SOURCE INFORMATION —
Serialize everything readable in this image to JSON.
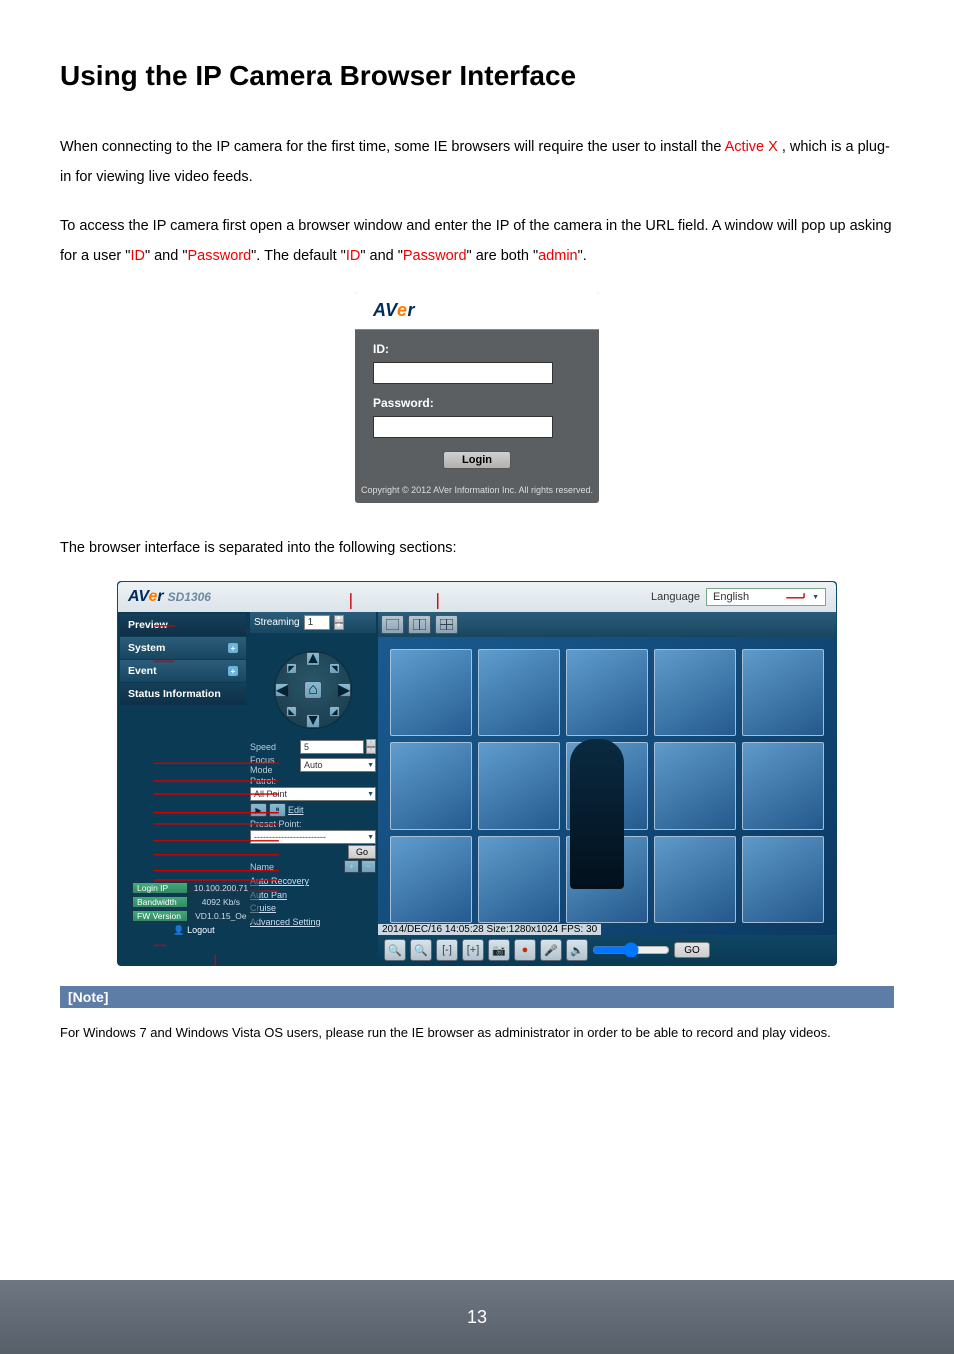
{
  "heading": "Using the IP Camera Browser Interface",
  "p1_a": "When connecting to the IP camera for the first time, some IE browsers will require the user to install the ",
  "p1_b": "Active X",
  "p1_c": ", which is a plug-in for viewing live video feeds.",
  "p2_a": "To access the IP camera first open a browser window and enter the IP of the camera in the URL field. A window will pop up asking for a user \"",
  "p2_id": "ID",
  "p2_b": "\" and \"",
  "p2_pw": "Password",
  "p2_c": "\". The default \"",
  "p2_d": "\" and \"",
  "p2_e": "\" are both \"",
  "p2_admin": "admin",
  "p2_f": "\".",
  "login": {
    "id_label": "ID:",
    "pw_label": "Password:",
    "btn": "Login",
    "copy": "Copyright © 2012 AVer Information Inc. All rights reserved."
  },
  "p3": "The browser interface is separated into the following sections:",
  "browser": {
    "model": "SD1306",
    "lang_label": "Language",
    "lang_value": "English",
    "sidebar": {
      "preview": "Preview",
      "system": "System",
      "event": "Event",
      "status": "Status Information"
    },
    "stream_label": "Streaming",
    "stream_value": "1",
    "speed_label": "Speed",
    "speed_value": "5",
    "focus_label": "Focus Mode",
    "focus_value": "Auto",
    "patrol_label": "Patrol:",
    "patrol_value": "All Point",
    "edit": "Edit",
    "preset_label": "Preset Point:",
    "preset_value": "------------------------",
    "go": "Go",
    "name_label": "Name",
    "adv": {
      "auto_recovery": "Auto Recovery",
      "auto_pan": "Auto Pan",
      "cruise": "Cruise",
      "advanced": "Advanced Setting"
    },
    "info": {
      "login_ip_lab": "Login IP",
      "login_ip_val": "10.100.200.71",
      "bandwidth_lab": "Bandwidth",
      "bandwidth_val": "4092 Kb/s",
      "fw_lab": "FW Version",
      "fw_val": "VD1.0.15_Oe"
    },
    "logout": "Logout",
    "stamp": "2014/DEC/16 14:05:28 Size:1280x1024 FPS: 30",
    "toolbar": {
      "go": "GO"
    }
  },
  "note_title": "[Note]",
  "note_text": "For Windows 7 and Windows Vista OS users, please run the IE browser as administrator in order to be able to record and play videos.",
  "page_number": "13"
}
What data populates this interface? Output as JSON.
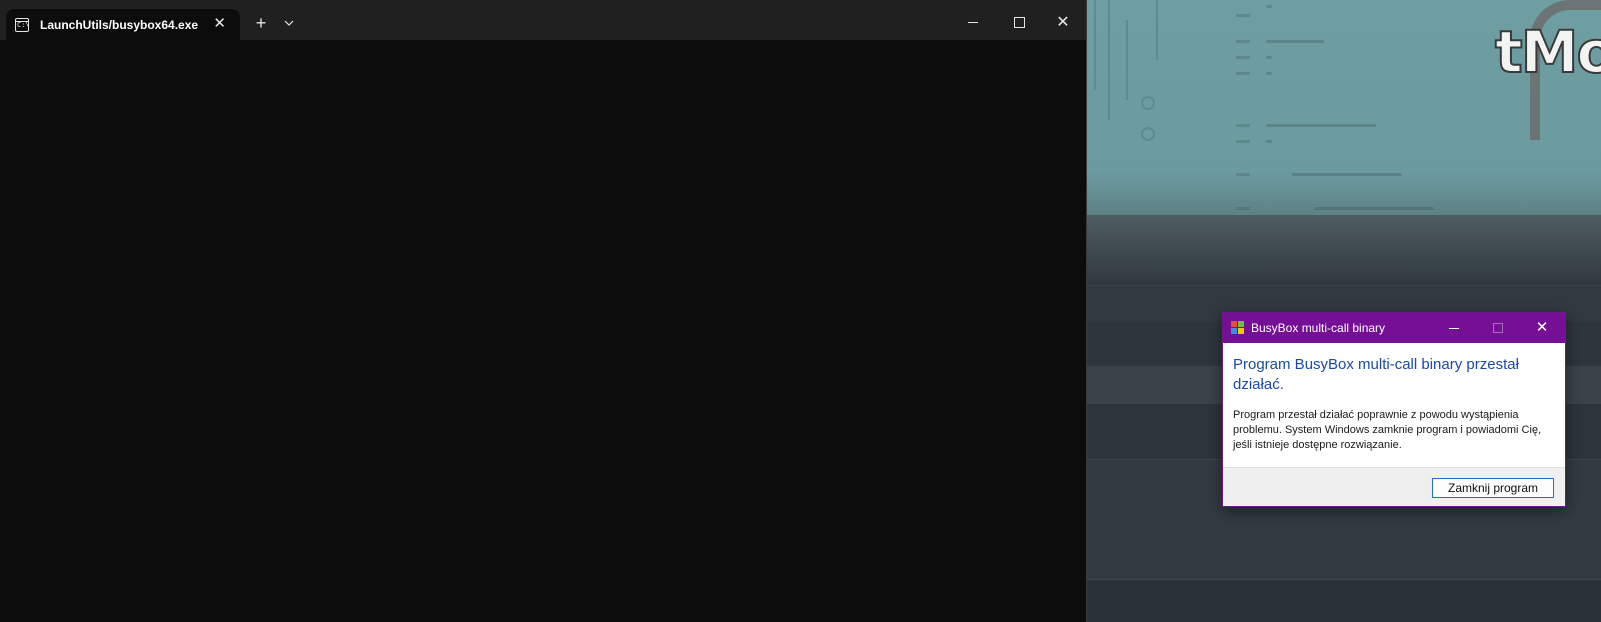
{
  "terminal": {
    "tab_title": "LaunchUtils/busybox64.exe",
    "tab_icon": "terminal-icon",
    "tab_icon_text": "C:\\",
    "new_tab_label": "+",
    "dropdown_label": "⌄",
    "close_tab_label": "✕",
    "close_window_label": "✕",
    "background_color": "#0c0c0c",
    "titlebar_color": "#202020"
  },
  "wallpaper": {
    "logo_text": "tMo"
  },
  "dialog": {
    "title": "BusyBox multi-call binary",
    "heading": "Program BusyBox multi-call binary przestał działać.",
    "message": "Program przestał działać poprawnie z powodu wystąpienia problemu. System Windows zamknie program i powiadomi Cię, jeśli istnieje dostępne rozwiązanie.",
    "close_program_label": "Zamknij program",
    "close_label": "✕",
    "titlebar_color": "#750f96",
    "heading_color": "#1a4aa8"
  }
}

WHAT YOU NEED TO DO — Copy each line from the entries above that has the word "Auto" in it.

TASK RESULT —
    "focus_value": "Auto",
      "auto_recovery": "Auto Recovery",
      "auto_pan": "Auto Pan",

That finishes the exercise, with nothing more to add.